The rate is much lower than the initial proposal by the Secretary for the National Treasury, Henry Rotich. Rotich had originally proposed that the tax rate is raised to a massive 50%. The president, however, signed the Finance Bill for 2017 a few days after he had refused a previous proposal which he felt was not high enough.
The Effects of the Gambling Tax in Kenya
Before the new gambling tax law was passed, gambling operators were paying a much lower rate. Lotteries were paying 5% tax, bookmakers, 7.5% tax, casinos, 12% and competitions were paying 15% tax.
At an online town hall in April 2017, the president had said that “We were very concerned about betting among school-goers so we made it difficult for the people to bet. We want people who bet to have their money go to constructive projects through tax.”
Gambling Operators Pullback
Ronald Karauri, who is the firm’s CEO told Kenyan news sources that “The expected financial projection will force the closure of firms and that there’s no company in the country which has the capacity of complying with the tax. The tax bracket is not fair as some operators can barely sustain their businesses.”
Wanja Gikonyo, Betway’s Kenyan head, said that the impact of the tax increase may stretch beyond current gaming providers and may discourage investors, leading them to neighbouring countries.
Kenyan Tax Law Effects
Gambling operators feel that the change will instead side-track Kenyan gamblers to international operators as well illegal gambling practices.

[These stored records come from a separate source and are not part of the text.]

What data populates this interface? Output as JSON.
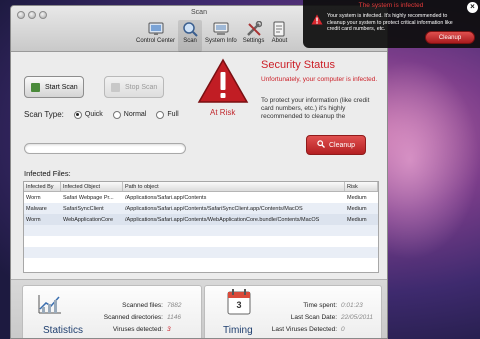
{
  "window": {
    "title": "Scan"
  },
  "toolbar": {
    "items": [
      {
        "label": "Control Center",
        "icon": "control-center-icon"
      },
      {
        "label": "Scan",
        "icon": "scan-icon"
      },
      {
        "label": "System Info",
        "icon": "system-info-icon"
      },
      {
        "label": "Settings",
        "icon": "settings-icon"
      },
      {
        "label": "About",
        "icon": "about-icon"
      }
    ]
  },
  "controls": {
    "start_label": "Start Scan",
    "stop_label": "Stop Scan",
    "scan_type_label": "Scan Type:",
    "scan_types": [
      "Quick",
      "Normal",
      "Full"
    ],
    "selected_scan_type": "Quick",
    "progress_fraction": 0
  },
  "security": {
    "status_word": "At Risk",
    "title": "Security Status",
    "subtitle": "Unfortunately, your computer is infected.",
    "body": "To protect your information (like credit card numbers, etc.) it's highly recommended to cleanup the",
    "cleanup_label": "Cleanup"
  },
  "infected": {
    "label": "Infected Files:",
    "columns": [
      "Infected By",
      "Infected Object",
      "Path to object",
      "Risk"
    ],
    "rows": [
      [
        "Worm",
        "Safari Webpage Pr...",
        "/Applications/Safari.app/Contents",
        "Medium"
      ],
      [
        "Malware",
        "SafariSyncClient",
        "/Applications/Safari.app/Contents/SafariSyncClient.app/Contents/MacOS",
        "Medium"
      ],
      [
        "Worm",
        "WebApplicationCore",
        "/Applications/Safari.app/Contents/WebApplicationCore.bundle/Contents/MacOS",
        "Medium"
      ]
    ]
  },
  "statistics": {
    "title": "Statistics",
    "scanned_files_label": "Scanned files:",
    "scanned_files": "7882",
    "scanned_dirs_label": "Scanned directories:",
    "scanned_dirs": "1146",
    "viruses_label": "Viruses detected:",
    "viruses": "3"
  },
  "timing": {
    "title": "Timing",
    "time_spent_label": "Time spent:",
    "time_spent": "0:01:23",
    "last_scan_label": "Last Scan Date:",
    "last_scan": "22/05/2011",
    "last_viruses_label": "Last Viruses Detected:",
    "last_viruses": "0",
    "calendar_day": "3"
  },
  "popup": {
    "title": "The system is infected",
    "message": "Your system is infected. It's highly recommended to cleanup your system to protect critical information like credit card numbers, etc.",
    "button_label": "Cleanup",
    "close_glyph": "×"
  },
  "colors": {
    "alert_red": "#cc2129",
    "accent_blue": "#1f3f6f",
    "start_icon_green": "#4a8a3a"
  }
}
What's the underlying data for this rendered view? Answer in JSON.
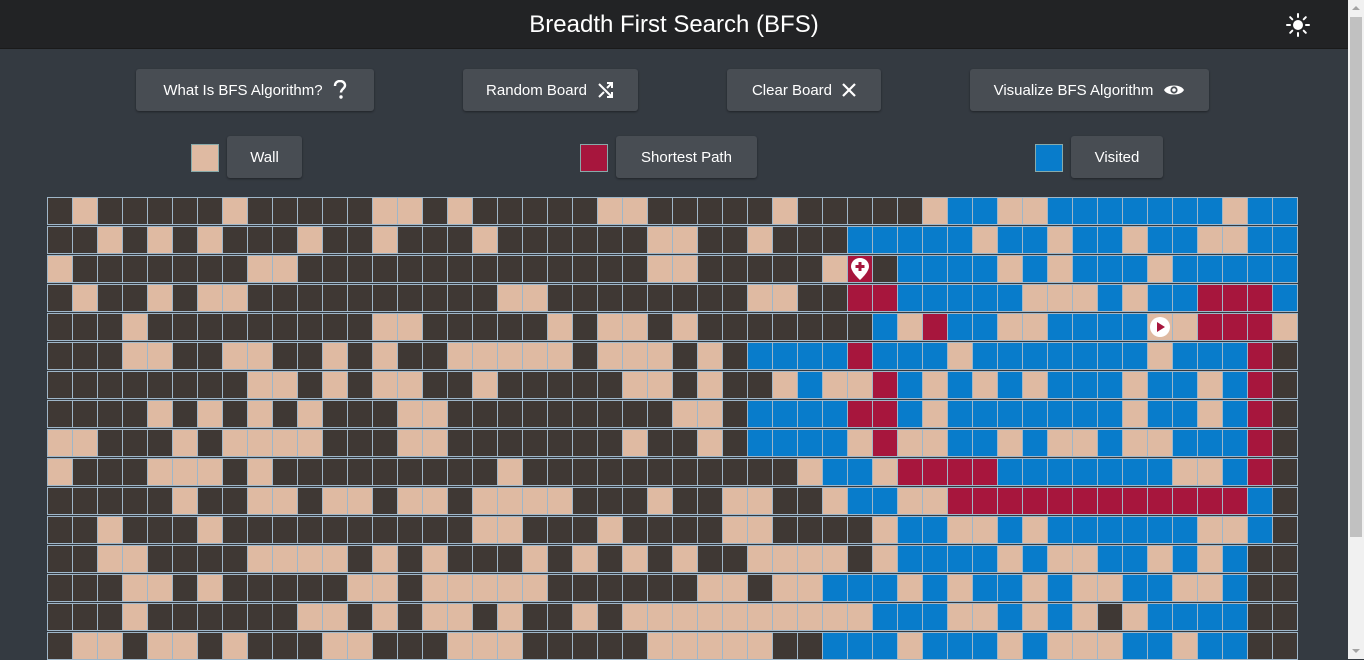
{
  "header": {
    "title": "Breadth First Search (BFS)",
    "theme_icon": "sun-icon"
  },
  "toolbar": {
    "what_is": "What Is BFS Algorithm?",
    "random_board": "Random Board",
    "clear_board": "Clear Board",
    "visualize": "Visualize BFS Algorithm"
  },
  "legend": {
    "wall": "Wall",
    "shortest_path": "Shortest Path",
    "visited": "Visited"
  },
  "colors": {
    "empty": "#3f3834",
    "wall": "#dfbaa2",
    "visited": "#087ccb",
    "path": "#a7163d"
  },
  "grid": {
    "legend": {
      ".": "empty",
      "W": "wall",
      "V": "visited",
      "P": "path"
    },
    "rows": [
      ".W.....W.....WW.W.....WW.....W.....WVVWWVVVVVVVWVVV",
      "..W.W.W...W..W...W......WW..W...VVVVVWVVWVVWVVWWVV",
      "W.......WW..............WW.....WP.VVVVWVWVVVWVVVVV",
      ".W..W.WW..........WW........WW..PPVVVVVWWWVWVVPPPV",
      "...W.........WW.....W.WW.W.......VWPVVWWVVVVWWPPPWP",
      "...WW..WW..W.W..WWWWW.WWW.W.VVVVPVVVWVVVVVVVWVVVP",
      "........WW.W.WW..W.....WW.W..WVWWPVWVWVWVVVWVVWVP",
      "....W.W.W.W...WW.........WW.VVVVPPVWVVVVVVVWVVWVP",
      "WW...W.WWWW...WW.......W..W.VVVVWPWWVVWVWWVWWVVVP",
      "W...WWW.W.........W...........WVVWPPPPVVVVVVVWWVP",
      ".....W..WW.WW.WW.WWWW...W..WW..WVVWWPPPPPPPPPPPPV",
      "..W...W..........WW...W....WW....WVVWWVWVVVVVVWWV",
      "..WW....WWWW.W.W...W.W.W.W..WWWW.WVVVVWVWWVVWVWV",
      "...WW.W.....WW.WWWWW......WW.WWVVVWVWVVWVWWVVWWV",
      "...W......WW.W.WW.W..W.WWWWWWWWWWVVVWWVWVW.WVVVV",
      ".WW.WW.W...WW...WWW.....WWWWW..VVVWVVVWVWWWVVWVV"
    ],
    "start": {
      "row": 4,
      "col": 44
    },
    "target": {
      "row": 2,
      "col": 32
    }
  }
}
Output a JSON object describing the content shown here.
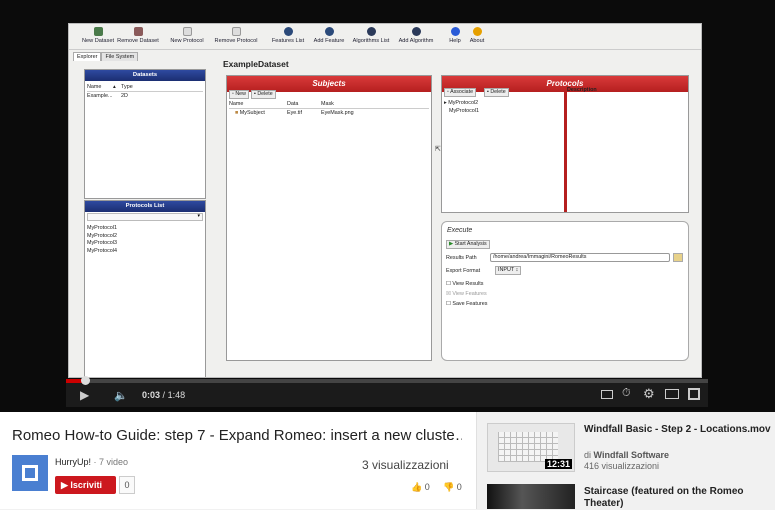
{
  "toolbar": [
    {
      "label": "New Dataset",
      "icon": "dataset-add-icon",
      "color": "#4a7a4a"
    },
    {
      "label": "Remove Dataset",
      "icon": "dataset-remove-icon",
      "color": "#8a5a5a"
    },
    {
      "label": "New Protocol",
      "icon": "protocol-add-icon",
      "color": "#999999"
    },
    {
      "label": "Remove Protocol",
      "icon": "protocol-remove-icon",
      "color": "#999999"
    },
    {
      "label": "Features List",
      "icon": "features-list-icon",
      "color": "#2b4a7a"
    },
    {
      "label": "Add Feature",
      "icon": "add-feature-icon",
      "color": "#2b4a7a"
    },
    {
      "label": "Algorithms List",
      "icon": "algorithms-list-icon",
      "color": "#2b3a5a"
    },
    {
      "label": "Add Algorithm",
      "icon": "add-algorithm-icon",
      "color": "#2b3a5a"
    },
    {
      "label": "Help",
      "icon": "help-icon",
      "color": "#2a5bd7"
    },
    {
      "label": "About",
      "icon": "info-icon",
      "color": "#e6a000"
    }
  ],
  "tabs": {
    "explorer": "Explorer",
    "filesystem": "File System"
  },
  "datasets": {
    "title": "Datasets",
    "col_name": "Name",
    "col_type": "Type",
    "row_name": "Example...",
    "row_type": "2D"
  },
  "protocols_list": {
    "title": "Protocols List",
    "items": [
      "MyProtocol1",
      "MyProtocol2",
      "MyProtocol3",
      "MyProtocol4"
    ]
  },
  "dataset_name": "ExampleDataset",
  "subjects": {
    "title": "Subjects",
    "new": "New",
    "delete": "Delete",
    "col_name": "Name",
    "col_data": "Data",
    "col_mask": "Mask",
    "row": {
      "name": "MySubject",
      "data": "Eye.tif",
      "mask": "EyeMask.png"
    }
  },
  "protocols": {
    "title": "Protocols",
    "associate": "Associate",
    "delete": "Delete",
    "items": [
      "MyProtocol2",
      "MyProtocol1"
    ],
    "description": "Description"
  },
  "execute": {
    "title": "Execute",
    "start": "Start Analysis",
    "results_label": "Results Path",
    "results_value": "/home/andrea/Immagini/RomeoResults",
    "export_label": "Export Format",
    "export_value": "INPUT",
    "view_results": "View Results",
    "view_features": "View Features",
    "save_features": "Save Features"
  },
  "player": {
    "time": "0:03",
    "duration": "1:48",
    "sep": "/",
    "progress": 0.03
  },
  "video": {
    "title": "Romeo How-to Guide: step 7 - Expand Romeo: insert a new cluste…",
    "channel": "HurryUp!",
    "channel_videos": "· 7 video",
    "subscribe": "Iscriviti",
    "subscribers": "0",
    "views": "3 visualizzazioni",
    "likes": "0",
    "dislikes": "0"
  },
  "related": [
    {
      "title": "Windfall Basic - Step 2 - Locations.mov",
      "by": "di",
      "channel": "Windfall Software",
      "views": "416 visualizzazioni",
      "duration": "12:31"
    },
    {
      "title": "Staircase (featured on the Romeo Theater)",
      "duration": ""
    }
  ],
  "colors": {
    "accent": "#cc181e",
    "panel_blue": "#1b2e72",
    "panel_red": "#b51f1f"
  }
}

On the job front, operators foresee job losses which may negatively impact other industries.